So without further ado, the 2013-14 NBA All-Overpaid Team. As Dire Straits sang … “Money for nothing.”
C – Andris Biedrins — Utah Jazz. ($9 million). This will be the big Latvian’s 10th season in the NBA, and probably his last. Then he can retire to his native Latvia and enjoy the benefits of living in a country where the female-to-male ratio is ridiculously skewed toward the female gender. In Biedrins’ nine seasons, he has played all 82 games just once. In 2011-12, he attempted nine free throws all season and made just one. Last season, he went 4-for-13 from the line in 53 games. He has shot above 60 percent from the field in three seasons, and he is 7 feet tall — two pieces of the formula for getting rich in the NBA. But this season, after the Warriors dumped him on the Jazz to clear the salary cap space to sign Andre Iguodala, he will be spending an awful lot of time watching Enes Kanter hone his game.
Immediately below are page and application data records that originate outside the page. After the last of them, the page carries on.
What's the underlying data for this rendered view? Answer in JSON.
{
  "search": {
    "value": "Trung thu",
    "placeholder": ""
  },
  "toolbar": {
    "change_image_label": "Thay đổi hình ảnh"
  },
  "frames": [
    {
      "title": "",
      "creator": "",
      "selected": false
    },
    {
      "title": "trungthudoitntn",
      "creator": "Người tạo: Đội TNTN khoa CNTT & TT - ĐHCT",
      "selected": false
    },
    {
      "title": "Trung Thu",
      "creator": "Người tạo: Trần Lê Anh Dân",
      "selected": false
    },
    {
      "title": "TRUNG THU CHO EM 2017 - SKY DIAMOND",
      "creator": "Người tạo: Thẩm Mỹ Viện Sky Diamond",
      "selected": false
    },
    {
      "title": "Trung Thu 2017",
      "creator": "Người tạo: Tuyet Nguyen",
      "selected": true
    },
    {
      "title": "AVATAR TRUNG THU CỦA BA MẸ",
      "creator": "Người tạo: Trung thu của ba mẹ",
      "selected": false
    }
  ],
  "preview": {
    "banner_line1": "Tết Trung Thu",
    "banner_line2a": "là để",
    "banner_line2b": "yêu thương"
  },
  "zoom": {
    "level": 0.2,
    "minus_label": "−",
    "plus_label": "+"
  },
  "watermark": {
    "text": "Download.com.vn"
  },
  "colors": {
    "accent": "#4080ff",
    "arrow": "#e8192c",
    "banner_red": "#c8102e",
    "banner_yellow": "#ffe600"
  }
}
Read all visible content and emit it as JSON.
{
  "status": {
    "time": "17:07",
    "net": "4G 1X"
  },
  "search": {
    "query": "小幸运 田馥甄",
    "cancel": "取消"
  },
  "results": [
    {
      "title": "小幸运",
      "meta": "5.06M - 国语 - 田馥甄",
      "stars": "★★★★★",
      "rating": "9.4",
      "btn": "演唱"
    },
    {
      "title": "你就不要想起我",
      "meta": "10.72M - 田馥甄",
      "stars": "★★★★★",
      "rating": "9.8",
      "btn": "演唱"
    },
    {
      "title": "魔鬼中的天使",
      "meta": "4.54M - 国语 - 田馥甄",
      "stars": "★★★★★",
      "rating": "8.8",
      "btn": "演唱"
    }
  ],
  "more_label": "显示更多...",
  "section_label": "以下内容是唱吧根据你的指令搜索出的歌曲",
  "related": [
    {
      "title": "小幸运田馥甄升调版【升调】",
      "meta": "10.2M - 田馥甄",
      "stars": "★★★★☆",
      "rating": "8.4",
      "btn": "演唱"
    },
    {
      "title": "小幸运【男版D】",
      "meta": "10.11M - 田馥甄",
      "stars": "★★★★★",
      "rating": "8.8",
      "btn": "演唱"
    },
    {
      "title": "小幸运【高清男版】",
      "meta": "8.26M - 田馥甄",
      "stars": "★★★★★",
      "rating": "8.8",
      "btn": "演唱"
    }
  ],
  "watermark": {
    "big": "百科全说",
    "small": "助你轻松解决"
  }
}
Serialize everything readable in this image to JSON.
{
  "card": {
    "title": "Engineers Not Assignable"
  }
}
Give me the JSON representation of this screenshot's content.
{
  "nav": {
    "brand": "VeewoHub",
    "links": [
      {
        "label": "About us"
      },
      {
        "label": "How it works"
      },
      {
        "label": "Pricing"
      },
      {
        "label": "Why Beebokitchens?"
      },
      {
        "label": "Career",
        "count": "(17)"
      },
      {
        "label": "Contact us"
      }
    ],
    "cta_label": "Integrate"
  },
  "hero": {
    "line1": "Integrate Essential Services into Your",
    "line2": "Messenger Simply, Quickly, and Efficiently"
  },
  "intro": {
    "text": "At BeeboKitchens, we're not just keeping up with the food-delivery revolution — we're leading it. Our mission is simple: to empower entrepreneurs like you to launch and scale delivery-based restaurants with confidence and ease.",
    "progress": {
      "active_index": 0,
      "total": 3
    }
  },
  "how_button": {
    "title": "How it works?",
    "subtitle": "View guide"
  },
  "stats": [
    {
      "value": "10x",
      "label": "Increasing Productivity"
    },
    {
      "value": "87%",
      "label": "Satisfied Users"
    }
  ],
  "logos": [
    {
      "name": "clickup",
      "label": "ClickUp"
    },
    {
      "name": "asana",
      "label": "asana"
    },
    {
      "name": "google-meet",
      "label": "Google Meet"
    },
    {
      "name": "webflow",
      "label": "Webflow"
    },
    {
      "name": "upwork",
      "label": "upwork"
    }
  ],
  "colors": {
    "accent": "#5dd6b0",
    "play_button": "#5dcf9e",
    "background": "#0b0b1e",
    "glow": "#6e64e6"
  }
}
F- Richard Jefferson — Utah Jazz. ($11.046 million). Back when I was working for ESPN and covering Team USA, we were in Macao when I struck up a conversation with the American dance team that the NBA had sent along on the trip to help enhance the “NBA experience.”Thank goodness this was prior to the age of t-shirt guns, which now are one of the few things that can prompt well-heeled fans to get out of their seats. One of the dancers told me she was engaged to Jefferson, and I envied her. She was looking at a life of luxury and largess, the type of lifestyle so many women who birddog NBA players aspire to. Then RJ left her at the altar. Whatever your opinion of leaving a bride at the altar, Jefferson saved himself a ton of money. He will make $11.046 million this season to wave a towel.
F- Amar’e Stoudemire — New York Knicks. ($21.68 million) He will be on a minutes restriction this season, coming off the bench along with Andrea Bargnani as coach Mike Woodson uses Carmelo Anthony as his power forward. The days when he combined with Steve Nash as one of the best pick-and-roll tandems in the league are ancient history now, and the Knicks’ efforts to trade him have been (unsurprisingly) fruitless. He was the consolation prize in the summer of 2010 when the Knicks lost out in their pursuit of LeBron James, and it is now fair to say he was a booby prize. The talent is still there, but the knees are not. And Stoudemire’s contract is NOT insured against knee injuries.
G – Joe Johnson, Brooklyn Nets. ($21.47 million) Some guys just continue to get paid ridiculous amounts of money, and Joe Johnson is Exhibit A. The deal that brought him to Atlanta from Phoenix led to the breakup of the Hawks’ ownership group, and he was considered one of the most untradeable players in the league until the Nets signed him in an effort to keep Deron Williams from bolting for the Dallas Mavericks two summers ago. We shall see what kind of money he is worth this season, as Jason Kidd has already said Joe J. will be his go-to guy when the team needs a late bucket in close games. Kidd says the analytics show Johnson is one of the best in the league at hitting game-winners. Folks in Atlanta can stop laughing at that statement whenever they choose — but it might take a while.
G – Kobe Bryant, Los Angeles Lakers. ($30.453 million) The only $30 million player in the league, he makes almost $8 million more than the second-highest paid player, Dirk Nowitzki. Next summer, he will be an unrestricted free agent, and he will want something resembling Kobe money — even if it prevents the Lakers from rebuilding with high-quality free agents. Danny Schayes goes so far as to say he expects Bryant to play elsewhere in 2014-15 in an effort to get that elusive sixth ring, which would match Michael Jordan’s total. But for now, he is recovering from a torn Achilles tendon, no one can say with any certainty when he will be back, and his team is now an outlayer in the Western Conference playoff picture. It is not implausible that they will finish with the second-worst record in the West (no one is touching the Suns).
Chris Sheridan is publisher and editor-in-chief of SheridanHoops.com. Follow him on Twitter.